It can be extremely frustrating for clients and their representatives when one side of a dispute acts in a way that deliberately makes the litigation process longer and more costly. This can be a problem in cases which involve a party litigant – someone who does not use legal representation but chooses to make their own representations to court.
GDPR: beyond tenants and employees, who do social landlords process personal data for … and what do they need to do about it?
As pretty much everyone is aware, new data protection legislation comes into force in the form of the GDPR on 25 May 2018. For social landlords, it is clear that it's not just tenants and employees that they need to be aware of in terms of data protection and compliance with GDPR.

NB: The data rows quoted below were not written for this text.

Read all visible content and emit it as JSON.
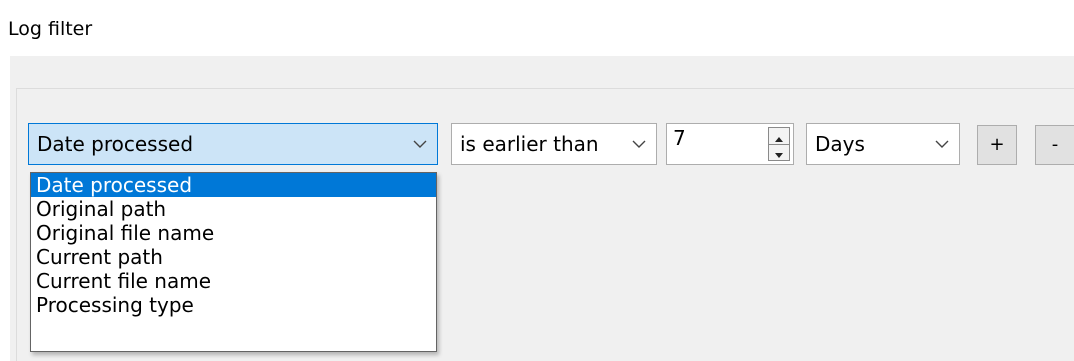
{
  "window": {
    "title": "Log filter"
  },
  "filter_row": {
    "field": {
      "selected": "Date processed"
    },
    "operator": {
      "selected": "is earlier than"
    },
    "amount": {
      "value": "7"
    },
    "unit": {
      "selected": "Days"
    },
    "add_label": "+",
    "remove_label": "-"
  },
  "field_dropdown": {
    "options": [
      "Date processed",
      "Original path",
      "Original file name",
      "Current path",
      "Current file name",
      "Processing type"
    ],
    "highlighted_index": 0
  },
  "colors": {
    "accent": "#0078d7",
    "open_combo_bg": "#cce4f7",
    "panel_bg": "#f0f0f0"
  }
}
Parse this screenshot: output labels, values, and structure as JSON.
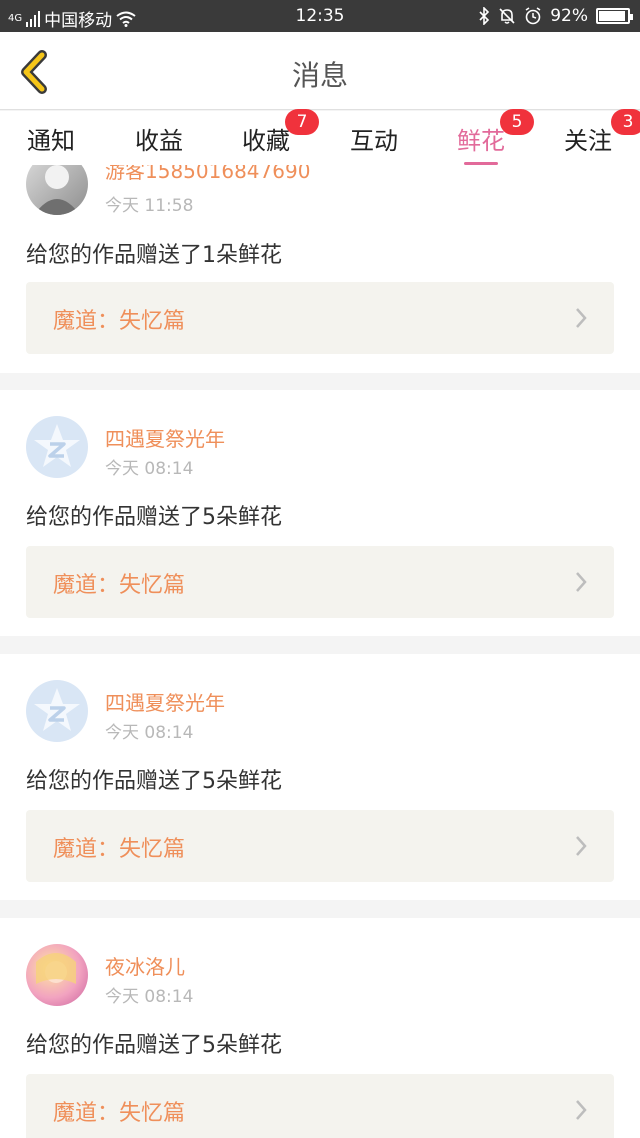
{
  "status_bar": {
    "network": "4G",
    "carrier": "中国移动",
    "time": "12:35",
    "battery": "92%",
    "battery_level": 0.92
  },
  "header": {
    "title": "消息",
    "back_icon": "chevron-left-icon",
    "accent_color": "#f5c518"
  },
  "tabs": [
    {
      "label": "通知",
      "badge": ""
    },
    {
      "label": "收益",
      "badge": ""
    },
    {
      "label": "收藏",
      "badge": "7"
    },
    {
      "label": "互动",
      "badge": ""
    },
    {
      "label": "鲜花",
      "badge": "5",
      "active": true
    },
    {
      "label": "关注",
      "badge": "3"
    }
  ],
  "colors": {
    "active_tab": "#e26a9a",
    "badge": "#f0323c",
    "username": "#ef8f5a"
  },
  "messages": [
    {
      "user": "游客15850168476​90",
      "time": "今天 11:58",
      "text": "给您的作品赠送了1朵鲜花",
      "work": "魔道：失忆篇"
    },
    {
      "user": "四遇夏祭光年",
      "time": "今天 08:14",
      "text": "给您的作品赠送了5朵鲜花",
      "work": "魔道：失忆篇"
    },
    {
      "user": "四遇夏祭光年",
      "time": "今天 08:14",
      "text": "给您的作品赠送了5朵鲜花",
      "work": "魔道：失忆篇"
    },
    {
      "user": "夜冰洛儿",
      "time": "今天 08:14",
      "text": "给您的作品赠送了5朵鲜花",
      "work": "魔道：失忆篇"
    }
  ]
}
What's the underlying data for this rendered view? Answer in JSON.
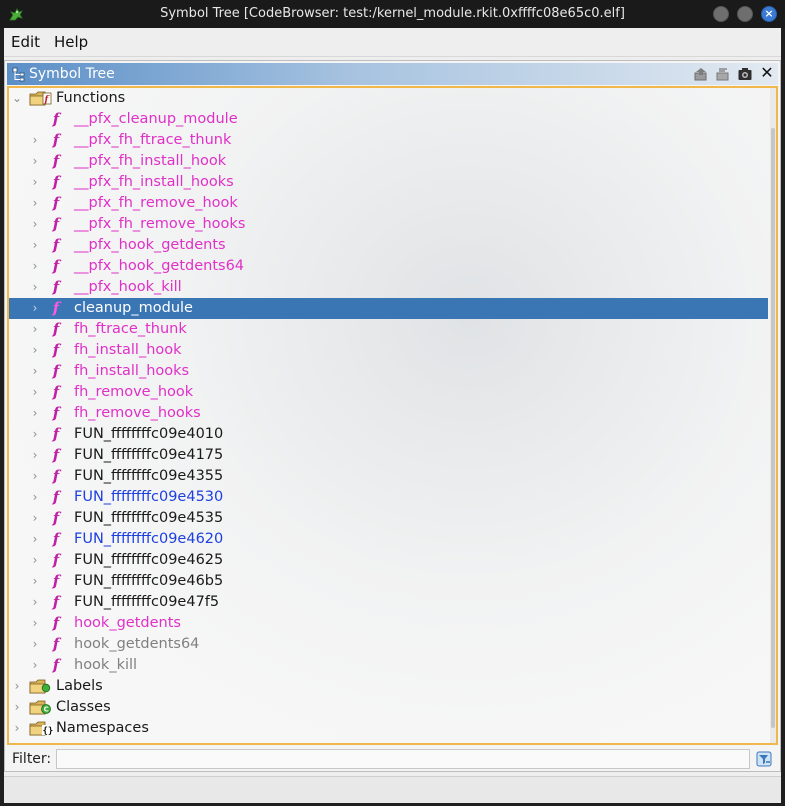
{
  "window": {
    "title": "Symbol Tree [CodeBrowser: test:/kernel_module.rkit.0xffffc08e65c0.elf]",
    "close_glyph": "×"
  },
  "menu": {
    "items": [
      "Edit",
      "Help"
    ]
  },
  "panel": {
    "title": "Symbol Tree",
    "close_glyph": "✕"
  },
  "colors": {
    "selection": "#3a76b4",
    "thunk": "#e030c8",
    "link": "#1d3fe0",
    "header_start": "#5b8fc7",
    "focus_border": "#f0b84a"
  },
  "tree": {
    "folders": {
      "functions": "Functions",
      "labels": "Labels",
      "classes": "Classes",
      "namespaces": "Namespaces"
    },
    "functions": [
      {
        "name": "__pfx_cleanup_module",
        "style": "thunk",
        "expandable": false
      },
      {
        "name": "__pfx_fh_ftrace_thunk",
        "style": "thunk",
        "expandable": true
      },
      {
        "name": "__pfx_fh_install_hook",
        "style": "thunk",
        "expandable": true
      },
      {
        "name": "__pfx_fh_install_hooks",
        "style": "thunk",
        "expandable": true
      },
      {
        "name": "__pfx_fh_remove_hook",
        "style": "thunk",
        "expandable": true
      },
      {
        "name": "__pfx_fh_remove_hooks",
        "style": "thunk",
        "expandable": true
      },
      {
        "name": "__pfx_hook_getdents",
        "style": "thunk",
        "expandable": true
      },
      {
        "name": "__pfx_hook_getdents64",
        "style": "thunk",
        "expandable": true
      },
      {
        "name": "__pfx_hook_kill",
        "style": "thunk",
        "expandable": true
      },
      {
        "name": "cleanup_module",
        "style": "selected",
        "expandable": true
      },
      {
        "name": "fh_ftrace_thunk",
        "style": "thunk",
        "expandable": true
      },
      {
        "name": "fh_install_hook",
        "style": "thunk",
        "expandable": true
      },
      {
        "name": "fh_install_hooks",
        "style": "thunk",
        "expandable": true
      },
      {
        "name": "fh_remove_hook",
        "style": "thunk",
        "expandable": true
      },
      {
        "name": "fh_remove_hooks",
        "style": "thunk",
        "expandable": true
      },
      {
        "name": "FUN_ffffffffc09e4010",
        "style": "normal",
        "expandable": true
      },
      {
        "name": "FUN_ffffffffc09e4175",
        "style": "normal",
        "expandable": true
      },
      {
        "name": "FUN_ffffffffc09e4355",
        "style": "normal",
        "expandable": true
      },
      {
        "name": "FUN_ffffffffc09e4530",
        "style": "blue",
        "expandable": true
      },
      {
        "name": "FUN_ffffffffc09e4535",
        "style": "normal",
        "expandable": true
      },
      {
        "name": "FUN_ffffffffc09e4620",
        "style": "blue",
        "expandable": true
      },
      {
        "name": "FUN_ffffffffc09e4625",
        "style": "normal",
        "expandable": true
      },
      {
        "name": "FUN_ffffffffc09e46b5",
        "style": "normal",
        "expandable": true
      },
      {
        "name": "FUN_ffffffffc09e47f5",
        "style": "normal",
        "expandable": true
      },
      {
        "name": "hook_getdents",
        "style": "thunk",
        "expandable": true
      },
      {
        "name": "hook_getdents64",
        "style": "gray",
        "expandable": true
      },
      {
        "name": "hook_kill",
        "style": "gray",
        "expandable": true
      }
    ],
    "function_icon_glyph": "f"
  },
  "filter": {
    "label": "Filter:",
    "value": "",
    "placeholder": ""
  }
}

As most private landlords will know by now, a new form of tenancy for use in the Scottish private residential sector - the "private residential tenancy" or "PRT" came into effect on 1 December 2017. The Scottish Government has published a model PRT, but just how mandatory are the clauses it contains?